As San Francisco qui tam lawsuit attorney Gregory J. Brod has pointed out in his blogs, there are several common schemes that fraudsters employ to steal funds from Medicare and other healthcare government programs, including coding fraud, fake billing and kickback schemes, among others. These schemes, in turn, rob the U.S. Treasury and taxpayers and drive up healthcare costs for the rest of us. And over the last week, there were two notable textbook cases of healthcare fraud in the United States, one in Florida and the other in Illinois, in which fake, or phantom, billing was the fraudulent method of choice.
In the Florida case, a Sarasota doctor agreed to pay $750,000 to settle allegations that he and his clinic in Sarasota and later Bradenton, Fla., billed Medicare for office visits and examinations that he never performed. According to the Tampa Bay Business Journal, federal investigators charged that the physician in question, Dr. Steven Chun, billed Medicare from 2006 through 2011 for office visits at the highest level possible, as well as falsely claiming that he conducted comprehensive examinations with complex problems. The allegations were detailed in a written statement from U.S. Attorney A. Lee Bentley III.
The Dr. Chun case highlights an often important element in many healthcare fraud cases – a whistleblower or whistleblowers step forward to expose the alleged fraud. In this case, Cathia Gavin and Penelope Thomas, who once worked as nurses for Chun, blew the whistle on the fake billing that made up the bulk of the allegations in the complaint filed in Tampa federal court. The case also demonstrates how private citizens such as Gavin and Thomas were able to sue on behalf of the federal government by filing the complaint under the whistleblower provisions of the False Claims Act, and to ultimately receive a share of the recovery. The agreement in the Dr. Chun case was announced Tuesday.
In the Illinois case, a suburban Chicago pharmacist was sentenced on Friday to seven years in prison for collecting more than $1.7 million in fake health insurance claims and using the proceeds to finance what federal prosecutors called “a lavish lifestyle.” According to the Chicago Sun-Times, Robert Kielar, of Mundelein, Ill., operated a pharmacy in Chicago from which more than 600 false claims were issued between 2004 and 2010 that resulted in a $1.7 million illegitimate gain from Blue Cross and Blue Shield of Illinois.
Court documents indicated that Kielar used patients’ insurance information to bill the insurance companies for the drug Procrit, which stimulates the production of red blood cells. The insurance companies were billed for the drug in spite of the fact that the patients were never given a prescription for it, much less provided with the medication or authorized the use of their personal information. After being indicted, Kielar proceeded to forge prescriptions, patient receipts and invoices in an attempt to make the claims appear legitimate.
Through the fraudulent acquisition of funds, Kielar was able to pay salaries to himself and his ex-wife as well as pay mortgages on three properties in three states.
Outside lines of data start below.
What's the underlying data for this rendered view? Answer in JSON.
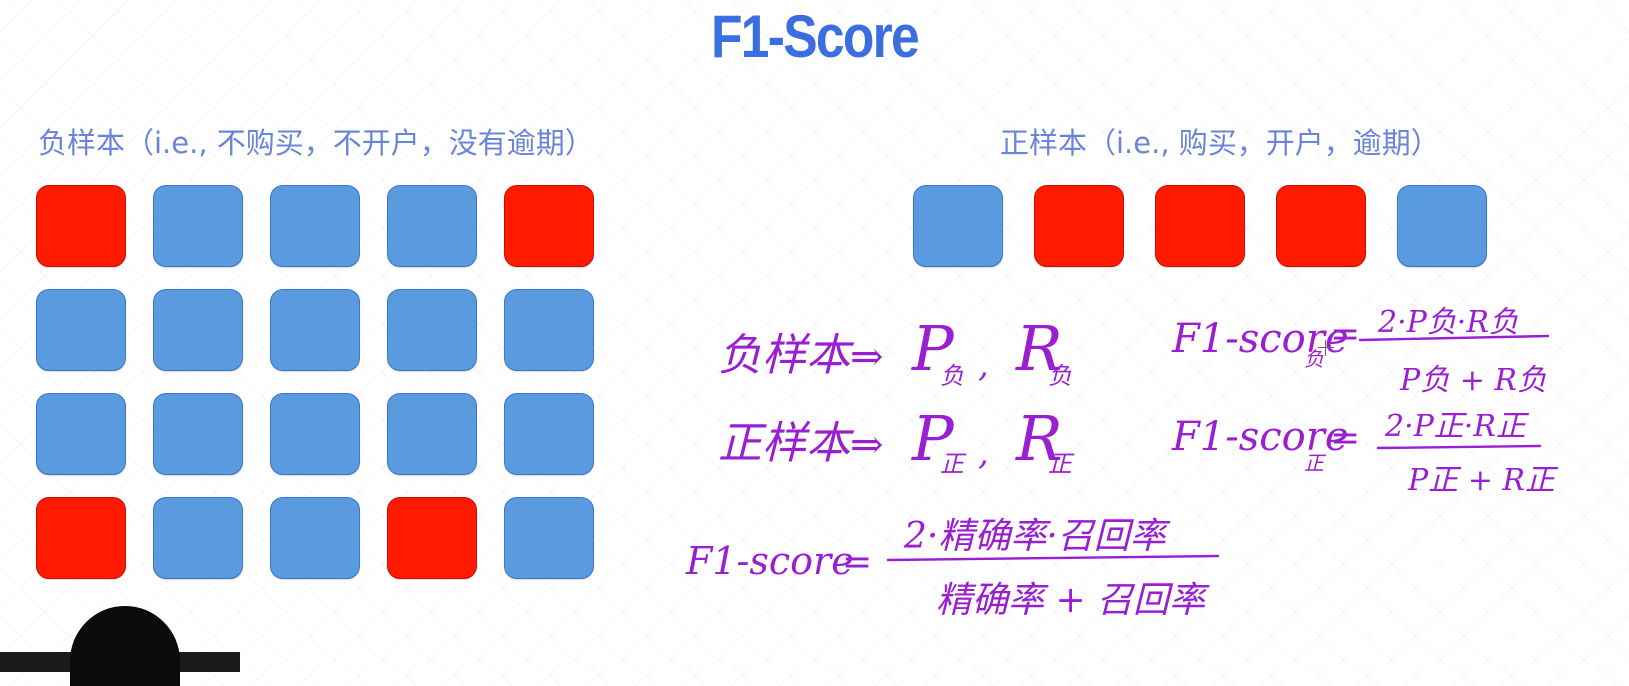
{
  "slide": {
    "title": "F1-Score"
  },
  "negative_samples": {
    "caption": "负样本（i.e., 不购买，不开户，没有逾期）",
    "grid": [
      [
        "red",
        "blue",
        "blue",
        "blue",
        "red"
      ],
      [
        "blue",
        "blue",
        "blue",
        "blue",
        "blue"
      ],
      [
        "blue",
        "blue",
        "blue",
        "blue",
        "blue"
      ],
      [
        "red",
        "blue",
        "blue",
        "red",
        "blue"
      ]
    ]
  },
  "positive_samples": {
    "caption": "正样本（i.e., 购买，开户，逾期）",
    "row": [
      "blue",
      "red",
      "red",
      "red",
      "blue"
    ]
  },
  "colors": {
    "red": "#ff1a00",
    "blue": "#5a9ade",
    "title": "#3b6fe0",
    "caption": "#6a85d8",
    "ink": "#9a1fd0"
  },
  "handwriting": {
    "neg_line": {
      "label": "负样本",
      "arrow": "⇒",
      "p": "P",
      "p_sub": "负",
      "comma": ",",
      "r": "R",
      "r_sub": "负"
    },
    "pos_line": {
      "label": "正样本",
      "arrow": "⇒",
      "p": "P",
      "p_sub": "正",
      "comma": ",",
      "r": "R",
      "r_sub": "正"
    },
    "f1_neg": {
      "lhs": "F1-score",
      "lhs_sub": "负",
      "eq": "=",
      "numerator": "2·P负·R负",
      "denominator": "P负 + R负"
    },
    "f1_pos": {
      "lhs": "F1-score",
      "lhs_sub": "正",
      "eq": "=",
      "numerator": "2·P正·R正",
      "denominator": "P正 + R正"
    },
    "f1_general": {
      "lhs": "F1-score",
      "eq": "=",
      "numerator": "2·精确率·召回率",
      "denominator": "精确率 + 召回率"
    }
  }
}
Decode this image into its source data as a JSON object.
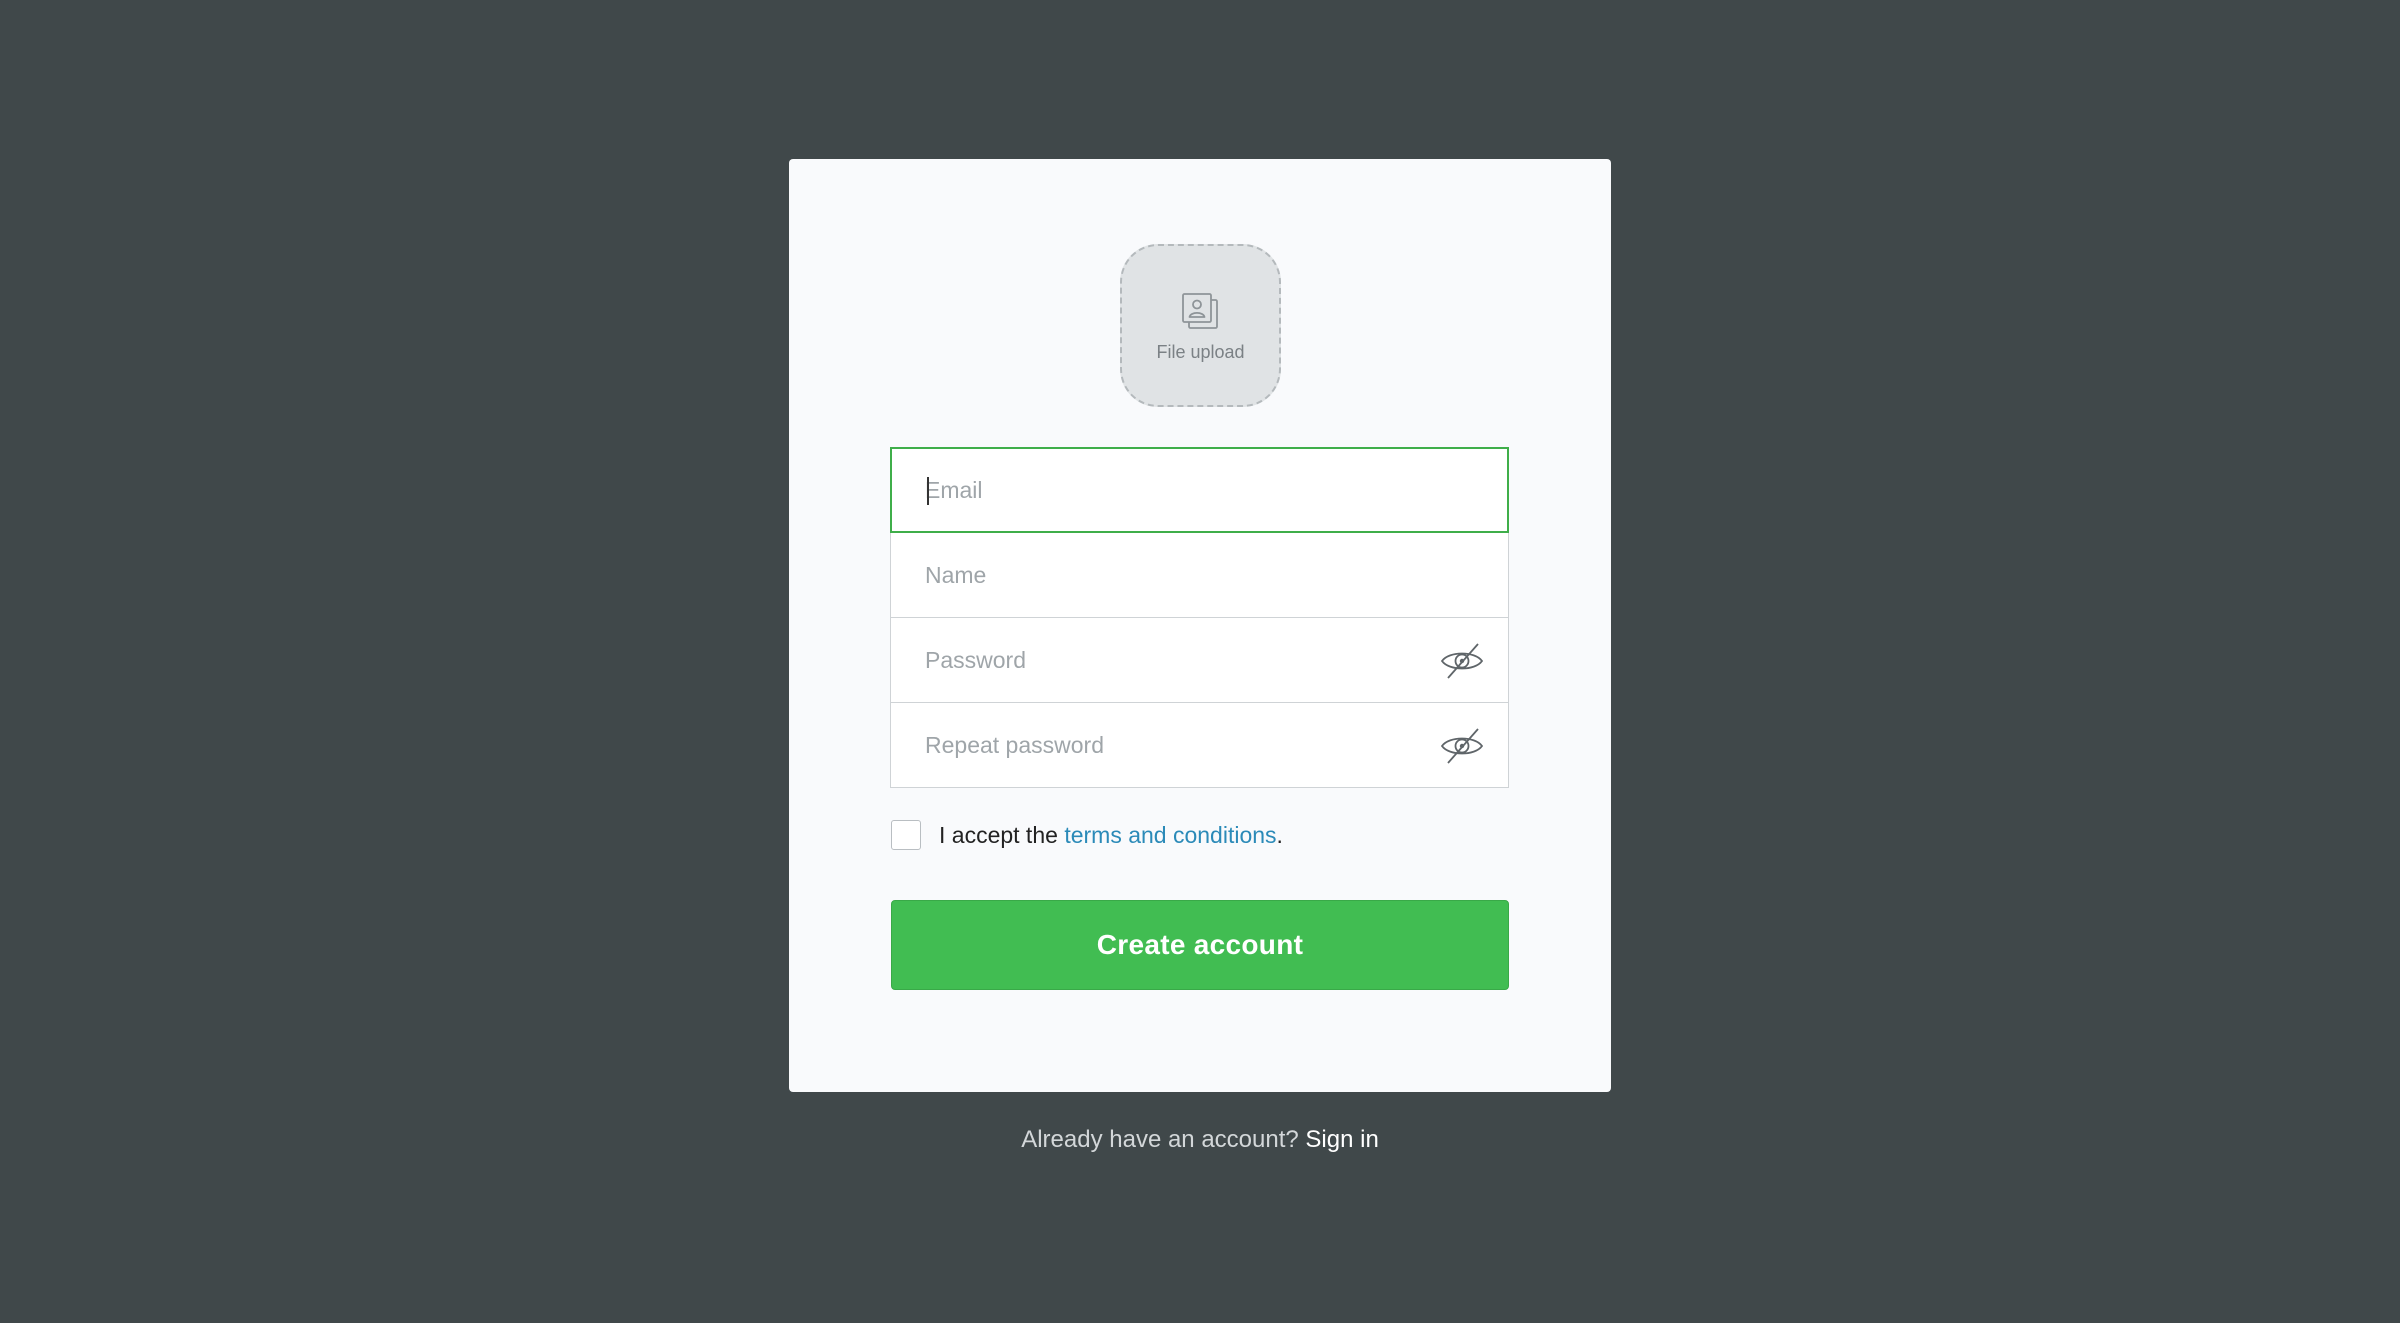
{
  "upload": {
    "label": "File upload",
    "icon": "portrait-stack-icon"
  },
  "form": {
    "email_placeholder": "Email",
    "name_placeholder": "Name",
    "password_placeholder": "Password",
    "repeat_password_placeholder": "Repeat password",
    "visibility_icon": "eye-slash-icon"
  },
  "terms": {
    "prefix": "I accept the ",
    "link": "terms and conditions",
    "suffix": "."
  },
  "submit": {
    "label": "Create account"
  },
  "footer": {
    "prompt": "Already have an account? ",
    "link": "Sign in"
  },
  "colors": {
    "background": "#40484a",
    "card": "#f9fafc",
    "accent": "#41bd52",
    "focus_border": "#3fae4a",
    "link": "#2b8ab8"
  }
}
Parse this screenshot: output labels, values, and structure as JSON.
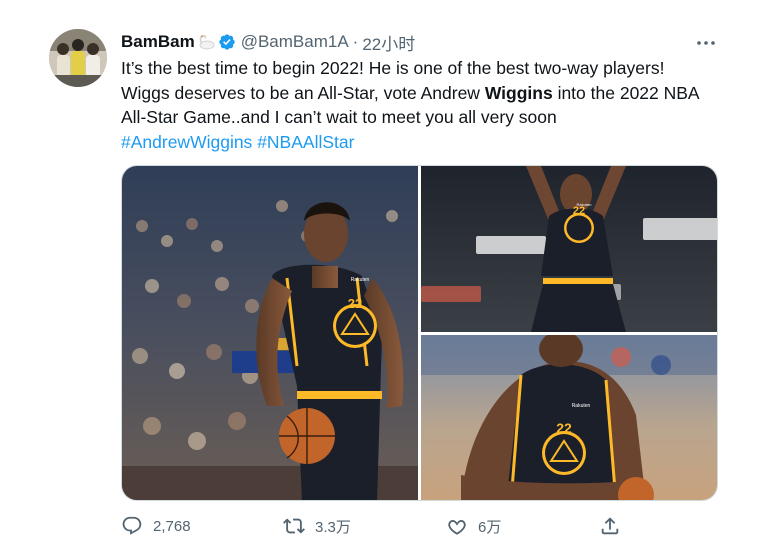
{
  "author": {
    "display_name": "BamBam",
    "name_emoji": "swan-emoji",
    "verified": true,
    "handle": "@BamBam1A",
    "separator": "·",
    "time": "22小时"
  },
  "tweet": {
    "line1": "It’s the best time to begin 2022! He is one of the best two-way players!",
    "line2": "Wiggs deserves to be an All-Star, vote Andrew ",
    "line2_bold": "Wiggins",
    "line2_end": " into the 2022 NBA",
    "line3": "All-Star Game..and I can’t wait to meet you all very soon",
    "hashtags": [
      "#AndrewWiggins",
      "#NBAAllStar"
    ]
  },
  "media": {
    "photos": [
      {
        "jersey_number": "22",
        "jersey_brand": "Rakuten"
      },
      {
        "jersey_number": "22",
        "jersey_brand": "Rakuten"
      },
      {
        "jersey_number": "22",
        "jersey_brand": "Rakuten"
      }
    ]
  },
  "metrics": {
    "replies": "2,768",
    "retweets": "3.3万",
    "likes": "6万"
  },
  "colors": {
    "link": "#1d9bf0",
    "verified": "#1d9bf0",
    "secondary_text": "#536471",
    "jersey_dark": "#1b1f2a",
    "jersey_gold": "#fdb927"
  },
  "icons": [
    "more-icon",
    "verified-badge-icon",
    "reply-icon",
    "retweet-icon",
    "like-icon",
    "share-icon"
  ]
}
He will now have to pay more than $1.7 million in restitution.
Between the two aforementioned cases, all of the key elements involved in healthcare fraud schemes came to the fore: the method of fraud employed, which in both cases was fake or phantom billing, an invocation of the False Claims Act due to the alleged violations, and crucially, the appearance of a whistleblower to file the lawsuit on the government’s behalf. If you have information regarding a potential case involving healthcare fraud, please contact the experienced attorneys at the Brod Law Firm for a free consultation.
-James Ambroff-Tahan contributed to this article.
See Related Blog Posts:
The Many Guises of Medicare Fraud: Part I